I am persuaded that JP Morgan wants Nigeria to open its foreign exchange market and leave it the whims and caprices of market demand. The implication of this is that the exchange rate for the Naira against the dollar and other foreign currencies would be out of the roof. This would lead to the extreme devaluation of the Naira, with its dire consequences for the economy and Nigerians. At present, the naira exchanges between N197 and N200, in the official market, to the dollar, while in the black market, the exchange rate hovers between N216 and N220. This is the case because the CBN has taken measures to curtail the unfair deals in the forex market, where round tripping and other sundry practices have contributed in weakening the Naira, while a few people smile home to the bank.

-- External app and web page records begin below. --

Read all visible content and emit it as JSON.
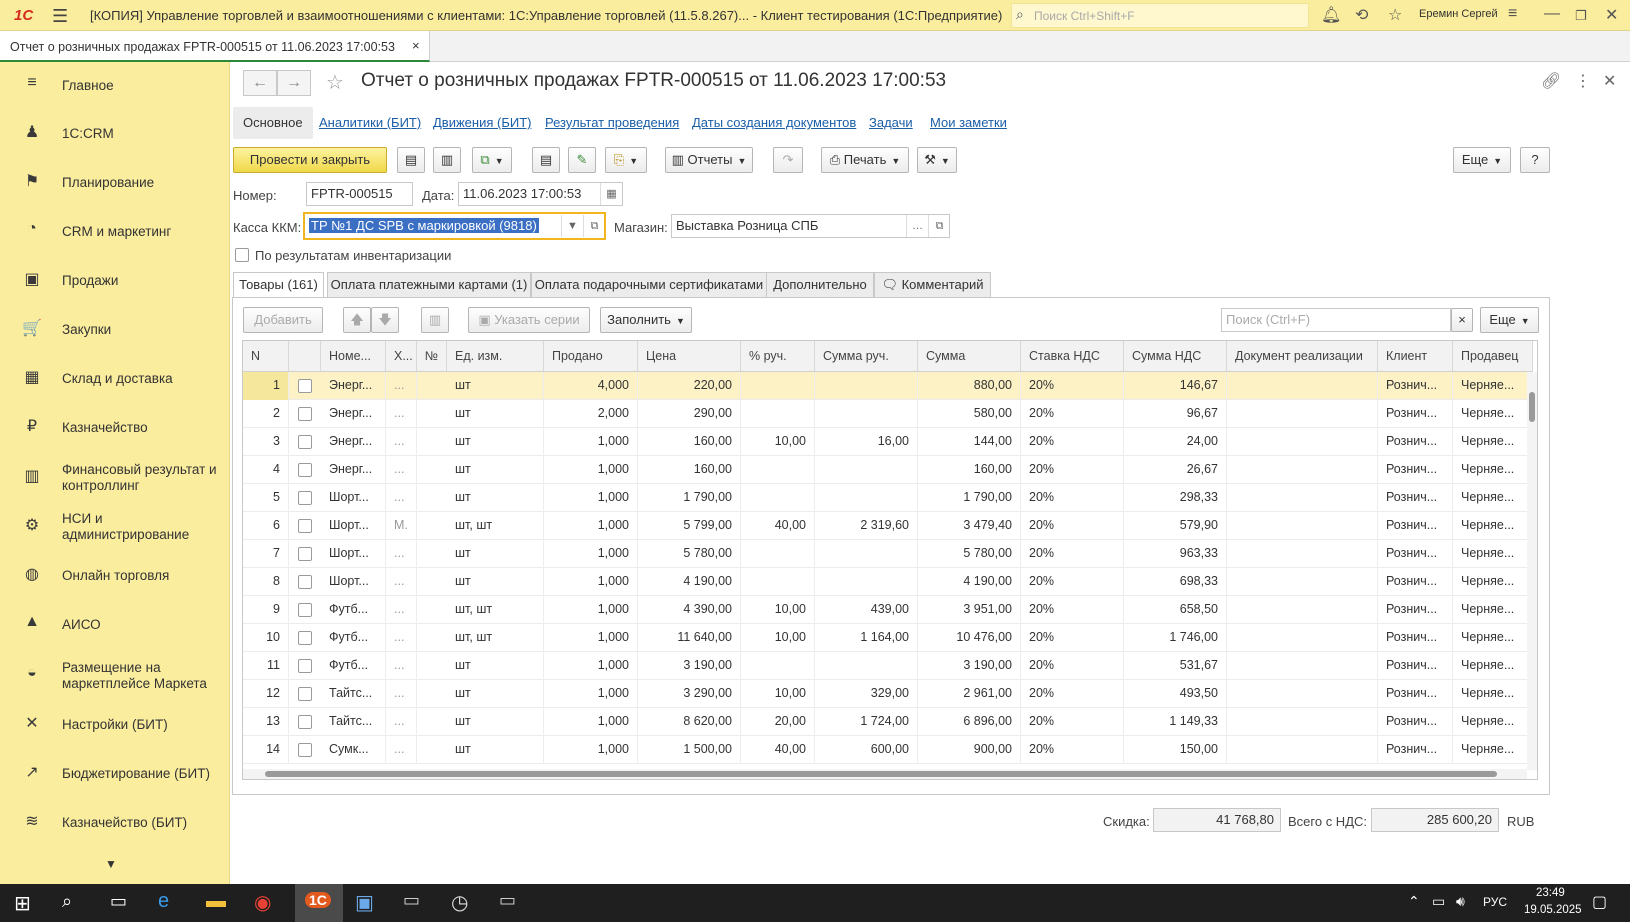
{
  "titlebar": {
    "logo": "1С",
    "title": "[КОПИЯ] Управление торговлей и взаимоотношениями с клиентами: 1С:Управление торговлей (11.5.8.267)...   - Клиент тестирования (1С:Предприятие)",
    "search_placeholder": "Поиск Ctrl+Shift+F",
    "user": "Еремин Сергей"
  },
  "tab": {
    "label": "Отчет о розничных продажах FPTR-000515 от 11.06.2023 17:00:53",
    "close": "×"
  },
  "sidebar": {
    "items": [
      {
        "label": "Главное",
        "icon": "≡"
      },
      {
        "label": "1С:CRM",
        "icon": "♟"
      },
      {
        "label": "Планирование",
        "icon": "⚑"
      },
      {
        "label": "CRM и маркетинг",
        "icon": "◔"
      },
      {
        "label": "Продажи",
        "icon": "▣"
      },
      {
        "label": "Закупки",
        "icon": "🛒"
      },
      {
        "label": "Склад и доставка",
        "icon": "▦"
      },
      {
        "label": "Казначейство",
        "icon": "₽"
      },
      {
        "label": "Финансовый результат и контроллинг",
        "icon": "▥"
      },
      {
        "label": "НСИ и администрирование",
        "icon": "⚙"
      },
      {
        "label": "Онлайн торговля",
        "icon": "◍"
      },
      {
        "label": "АИСО",
        "icon": "▲"
      },
      {
        "label": "Размещение на маркетплейсе Маркета",
        "icon": "◒"
      },
      {
        "label": "Настройки (БИТ)",
        "icon": "✕"
      },
      {
        "label": "Бюджетирование (БИТ)",
        "icon": "↗"
      },
      {
        "label": "Казначейство (БИТ)",
        "icon": "≋"
      }
    ],
    "more": "▼"
  },
  "doc": {
    "title": "Отчет о розничных продажах FPTR-000515 от 11.06.2023 17:00:53",
    "tabs": [
      "Основное",
      "Аналитики (БИТ)",
      "Движения (БИТ)",
      "Результат проведения",
      "Даты создания документов",
      "Задачи",
      "Мои заметки"
    ]
  },
  "toolbar": {
    "post_close": "Провести и закрыть",
    "reports": "Отчеты",
    "print": "Печать",
    "more": "Еще",
    "help": "?"
  },
  "form": {
    "number_label": "Номер:",
    "number": "FPTR-000515",
    "date_label": "Дата:",
    "date": "11.06.2023 17:00:53",
    "kkm_label": "Касса ККМ:",
    "kkm": "ТР №1 ДС SPB  с маркировкой (9818)",
    "shop_label": "Магазин:",
    "shop": "Выставка Розница СПБ",
    "inventory_label": "По результатам инвентаризации"
  },
  "inner_tabs": [
    "Товары (161)",
    "Оплата платежными картами (1)",
    "Оплата подарочными сертификатами",
    "Дополнительно",
    "Комментарий"
  ],
  "grid_toolbar": {
    "add": "Добавить",
    "series": "Указать серии",
    "fill": "Заполнить",
    "search_placeholder": "Поиск (Ctrl+F)",
    "clear": "×",
    "more": "Еще"
  },
  "grid": {
    "columns": [
      "N",
      "",
      "Номе...",
      "Х...",
      "№",
      "Ед. изм.",
      "Продано",
      "Цена",
      "% руч.",
      "Сумма руч.",
      "Сумма",
      "Ставка НДС",
      "Сумма НДС",
      "Документ реализации",
      "Клиент",
      "Продавец"
    ],
    "rows": [
      [
        "1",
        "Энерг...",
        "...",
        "шт",
        "4,000",
        "220,00",
        "",
        "",
        "880,00",
        "20%",
        "146,67",
        "",
        "Рознич...",
        "Черняе..."
      ],
      [
        "2",
        "Энерг...",
        "...",
        "шт",
        "2,000",
        "290,00",
        "",
        "",
        "580,00",
        "20%",
        "96,67",
        "",
        "Рознич...",
        "Черняе..."
      ],
      [
        "3",
        "Энерг...",
        "...",
        "шт",
        "1,000",
        "160,00",
        "10,00",
        "16,00",
        "144,00",
        "20%",
        "24,00",
        "",
        "Рознич...",
        "Черняе..."
      ],
      [
        "4",
        "Энерг...",
        "...",
        "шт",
        "1,000",
        "160,00",
        "",
        "",
        "160,00",
        "20%",
        "26,67",
        "",
        "Рознич...",
        "Черняе..."
      ],
      [
        "5",
        "Шорт...",
        "...",
        "шт",
        "1,000",
        "1 790,00",
        "",
        "",
        "1 790,00",
        "20%",
        "298,33",
        "",
        "Рознич...",
        "Черняе..."
      ],
      [
        "6",
        "Шорт...",
        "М.",
        "шт, шт",
        "1,000",
        "5 799,00",
        "40,00",
        "2 319,60",
        "3 479,40",
        "20%",
        "579,90",
        "",
        "Рознич...",
        "Черняе..."
      ],
      [
        "7",
        "Шорт...",
        "...",
        "шт",
        "1,000",
        "5 780,00",
        "",
        "",
        "5 780,00",
        "20%",
        "963,33",
        "",
        "Рознич...",
        "Черняе..."
      ],
      [
        "8",
        "Шорт...",
        "...",
        "шт",
        "1,000",
        "4 190,00",
        "",
        "",
        "4 190,00",
        "20%",
        "698,33",
        "",
        "Рознич...",
        "Черняе..."
      ],
      [
        "9",
        "Футб...",
        "...",
        "шт, шт",
        "1,000",
        "4 390,00",
        "10,00",
        "439,00",
        "3 951,00",
        "20%",
        "658,50",
        "",
        "Рознич...",
        "Черняе..."
      ],
      [
        "10",
        "Футб...",
        "...",
        "шт, шт",
        "1,000",
        "11 640,00",
        "10,00",
        "1 164,00",
        "10 476,00",
        "20%",
        "1 746,00",
        "",
        "Рознич...",
        "Черняе..."
      ],
      [
        "11",
        "Футб...",
        "...",
        "шт",
        "1,000",
        "3 190,00",
        "",
        "",
        "3 190,00",
        "20%",
        "531,67",
        "",
        "Рознич...",
        "Черняе..."
      ],
      [
        "12",
        "Тайтс...",
        "...",
        "шт",
        "1,000",
        "3 290,00",
        "10,00",
        "329,00",
        "2 961,00",
        "20%",
        "493,50",
        "",
        "Рознич...",
        "Черняе..."
      ],
      [
        "13",
        "Тайтс...",
        "...",
        "шт",
        "1,000",
        "8 620,00",
        "20,00",
        "1 724,00",
        "6 896,00",
        "20%",
        "1 149,33",
        "",
        "Рознич...",
        "Черняе..."
      ],
      [
        "14",
        "Сумк...",
        "...",
        "шт",
        "1,000",
        "1 500,00",
        "40,00",
        "600,00",
        "900,00",
        "20%",
        "150,00",
        "",
        "Рознич...",
        "Черняе..."
      ]
    ]
  },
  "footer": {
    "discount_label": "Скидка:",
    "discount": "41 768,80",
    "total_label": "Всего с НДС:",
    "total": "285 600,20",
    "currency": "RUB"
  },
  "taskbar": {
    "lang": "РУС",
    "time": "23:49",
    "date": "19.05.2025"
  }
}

No matter what JP Morgan says or the fear of withdrawal of foreign equities, the action of the CBN to protect the forex market and by so doing, guard the economy, is a step in the right direction. If Nigeria succumbs to the blackmail of international financial institutions, the Naira will have a free fall and would not be worth more than the paper it’s printed. If we do this, nobody would be surprised that $1 may be exchanging for as much as between N270 and N320. Yes, there may be withdrawal of some foreign equities now, but this will be temporary. Foreign investors, who withdraw their equities today will return in the nearest future if the government reflates the economy.
I wonder why JP Morgan or any international finance agency would want Nigeria not to regulate the economy when there is nowhere in the world nations leave the economy open without safeguards. In the Americas, Europe and Asia, government applies tight regulations on businesses, especially as it concerns foreigners. This is done to protect the country’s economy. It’s only in Nigeria that foreigners come in and do what they like and get away with it. Here foreign companies and investors subject workers to slave policies, pay them peanuts, evade taxes and make enormous profit, which are taken away. It’s only in Nigeria where such nationals as Chinese, for instance, would bring in goods, as foreign importers and also open shops in Oshodi Market and others to deal in retail business. This must stop.
I support the Federal Government’s insistence to protect the economy. The foreign exchange window should not be thrown open and left to crash the Naira. The CBN is right on target, for example, in the forex ban of commodities such as rice, toothpick, cement and other things we could product locally. Why would a serious country be importing toothpick and matches when the machinery for their production could be imported and such commodities produced in the country. In so doing, employment will be created.
JP Morgan’s delisting is not a trade or economic sanction. Its effect would be temporary. As the Muhammadu Buhari administration raises its cabinet and unfolds its economic policy thrust, and working diligently, confidence would be restored and I bet that foreign investors who may leave Nigeria because of the JP Morgan delisting would return. Nigeria has the potentiality to have robust economy. It takes planning and consistent policy for this to happen. It also takes diversification of the economy. With the dwindling price of oil, the time has come for Nigeria to diversify to other areas, like agriculture, industrialisation, tourism and solid minerals, among others. Towards this end, the government should work on electricity. If the problem of electricity is solved, the economy would certainly receive a great boost.
Nobody should worry about JP Morgan. Its threat, I strongly believe, is like the threat to the lion and tiger.
An open letter to Madam Ellen Johnson-Sirleaf
Spread the love Dear Madam Ellen Johnson-Sirleaf: The Rest of…